Yet despite all these apparent advantages, employee share ownership is not a good idea. Giving the people who work in a company a financial stake in its success misses the point. Employees already have a financial stake in the success of the business in which they work. If the company does well, they can expect to earn more, win promotion, and have a secure future. If the company does badly, they will lose out.
It has become routine for a company reporting disappointing earnings to announce a
wave of redundancies at the same time. In a knowledge economy, where the value of a company is in its people rather than its physical equipment, it is more and more obvious that the financial interest of workers and shareholders are bound together. You do not need to give employees a share of the company’s assets: they own them already.
Employee share ownership is a fair weather policy. It is fine so long as share prices always go up. A genuinely independent financial adviser, telling people who worked for a company how best to manage trade-offs between risk and return, would give simple advice: be short in the shares of the company you work for. You have too much invested there already.
Recent legislation, in the UK and the US, has aimed to give sufficient tax breaks to make employee share ownership attractive in spite of these disadvantages. The effect has been to compound the problem. Employee share involvement has grown because of tax advantages. But issuing stock rather than paying cash enables companies to pass business risk over to people who work there. That was what happened at Enron.
The models of employee share ownership that have stood the test of time – and of recession as well as boom – are very different. The employees of John Lewis do not hold any tradeable securities, as they discovered when some bright sparks suggested they should try to cash them in. Their stake is tied to the long term development of the business, and immune to the stock market. If the company fails they will lose their jobs but not their savings – unlike the hapless Enron employees, who are justifiably enraged that the company’s executives encouraged them to buy and did not tell – or even allow – them to sell But what would a scrupulous Enron executive have done? If an employee asks the chief executive of a company whether its shares are worth buying, how can he ever say no? What would become of a business whose managers told its workers ‘now is the time to bail out of our stock’?

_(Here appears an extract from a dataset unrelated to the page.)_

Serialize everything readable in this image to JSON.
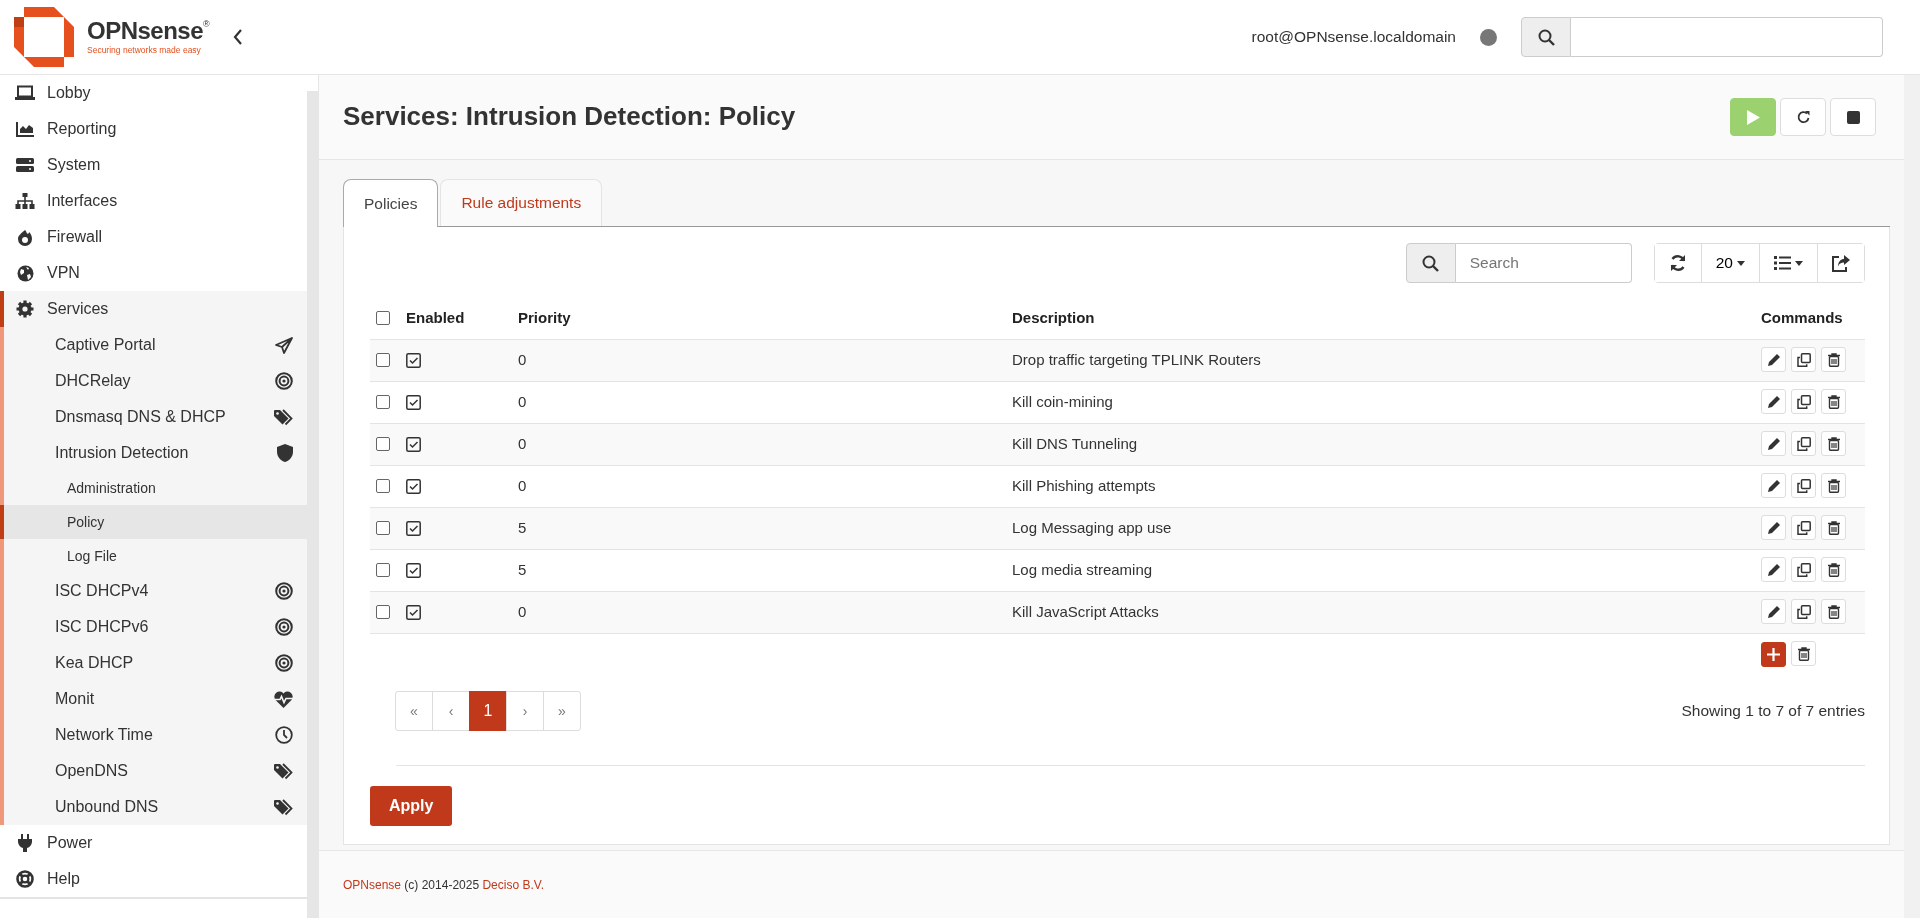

No one will ever say that the executives of Enron managed the conflicts of interests involved in their various roles well. But such conflicts of interest are inevitable whenever managers and employees have trading positions in a company’s stock. The danger is that reaction to the Enron fiasco will be in exactly the wrong direction. The pressures are to make employee stock more readily tradeable, but the right response, as in the John Lewis model, is to make it less so.
When Tony Blair, the prime minister, first talked of stakeholding when he was in opposition, he understood that the issue was not how to give employees a stake in the businesses they worked for: it was how to recognise the stake they already had. The challenge was – and is – to develop a genuinely inclusive capitalism, that involves differences in the way companies behave, markets operate and business is regulated.
This is a type of capitalism in which shareholder return is the result, not the objective, of successful business;in which securities markets are mechanisms for financing and refinancing companies. rather than hyperactive casinos;in which employees and investors have the common objectives of satisfying customers and outperforming competitive products;in which the regulation of business, like law generally, is designed to enforce on a minority the behaviour which most people adopt naturally. A society in which everyone is having a punt on the stock market is not at all the same thing.
But under pressure from the people who bought tables at gala dinners, stakeholding was rolled back until all that was left was more tax breaks for employee share ownership and an unpopular new pension scheme. We see the results every night on our television. Pictures of unmasked fraudsters and unsuccessful speculators alternate with abrasive rail union leaders, religious fundamentalists and stone-throwing demonstrators against globalisation. The need to give content to a concept of a third way is ever more urgent.